A medium-sized dog of unrivalled comedy value, the Hungarian puli is also renowned for its abilities as a sheep dog; it is said that one puli is able to herd thousands of sheep or cows. Pulis are also reputed to be exceptionally intelligent dogs, but I have to confess that my own puli shows few signs of this.
The puli's single most notable feature though, and the one from which it derives most of its comedy potential, is its hair; unless they are combed almost daily, pulis develop dreadlocks. They look sort of like a Rasta version of Dougal out of The Magic Roundabout. Some owners comb their hair regularly, which makes them fluffy rather than corded and even more Dougalesque - although it is uncommon for a puli to be such light brown; they are most often black, sometimes dark brown or grey. Left uncombed, the hair will matt into cords if you are lucky - but there is usually some work to be done making the cords stay separate rather than balling up into a dreaded mass. The locks result from the entangling of their outer coat with a soft undercoat.
Their thick coat of dreads can make it hard to tell which end is which, especially when they're not moving - a source of never-ending merriment. With their strangely comical hair, boundlessly enthusiastic grins and unusual bunny-hop style canter, it is not hard to see why walking a puli always brings smiles, laughter and sounds of incredulity from passers by. Quite often someone will stop you with intrigued enquiries, chant Buffalo Soldier at the dog as it bounces past, or cry out
'Mummy, that dog's got no eyes!'
Another notable characteristic of the puli, which stems directly from its hair, is its odour. Dogs are not the cleanest of animals even at the best of times, and for this reason dog-dreadlocks, appealing as they are to look at, are not so pleasant to smell.

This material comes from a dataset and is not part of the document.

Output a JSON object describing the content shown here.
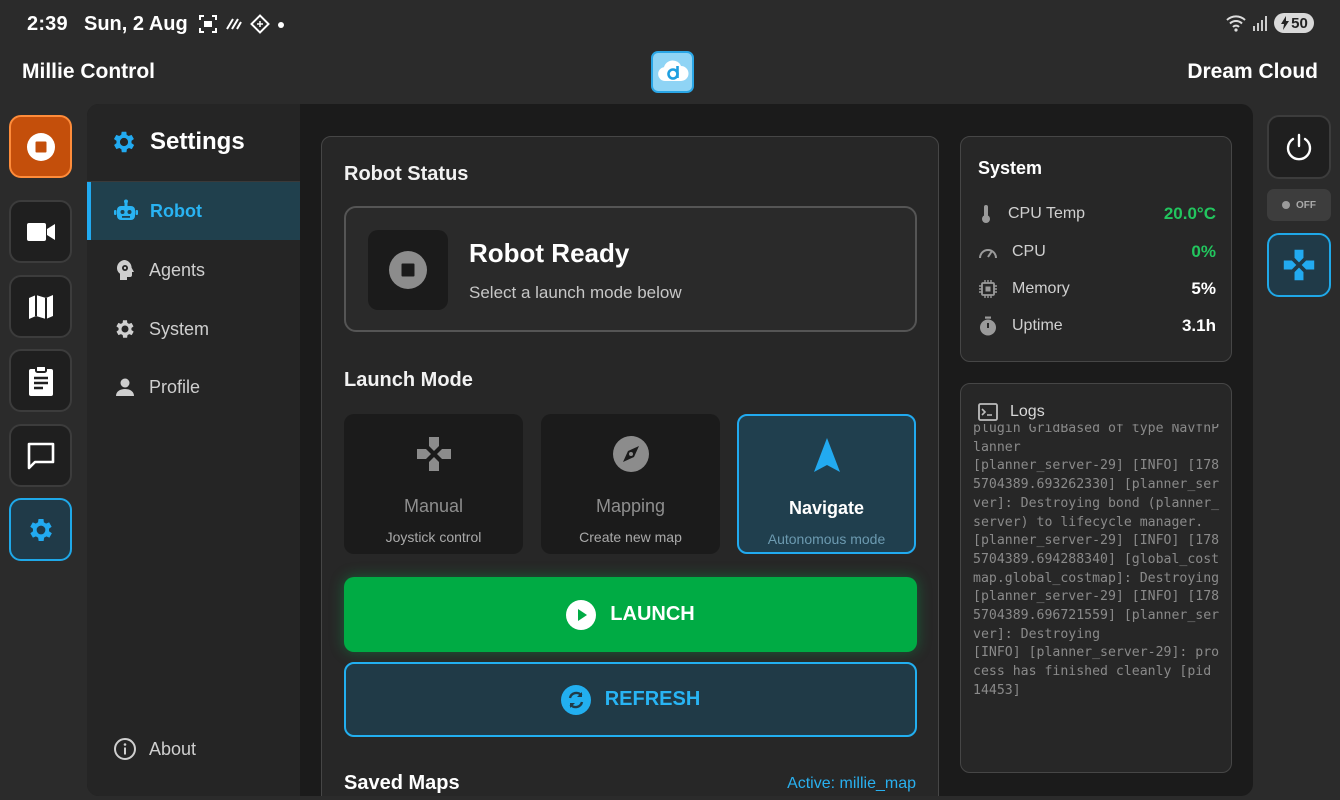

Washing a puli is a trial, but being around them while they're drying is probably worse; the locks can hold a staggering quantity of water (which however much you wash them will always be at least a little grimy), and distribute it over an impressively wide area.
Dogs which seem to have dreadlocks appear in illustrations dating back to around 4000BC, although historical references to them only go back a few hundred years, and the puli as we know it is thought to have come about after their ancestors entered Hungary with the Magyars, about a thousand years ago. Their kinship with the komondor, another Hungarian herding dog, is obvious in their corded coats - but komondors are always white, and usually bigger, and their necks and heads don't dread. Another dreaded dog, said to be slightly more mellow than the puli, is the Alpine Italian Bergamasco - presumably another relative, although it is hard to be sure. Meanwhile the Hungarian pumi and mudi are probably cross-breeds of the puli with terriers and spitzes respectively; neither breed has a corded coat.
Pulis are loyal and relatively smart dogs, as well as being endlessly entertaining. They are energetic enough to need regular walking, but not so much so that it seems like a crime to keep them in a city. All in all, they make fine family pets - as long as you are not too put off by the smell.
My pictures of the family puli are on the web at http://fergusmurray.members.beeb.net/pets.htm (scroll down to 'Bilbo').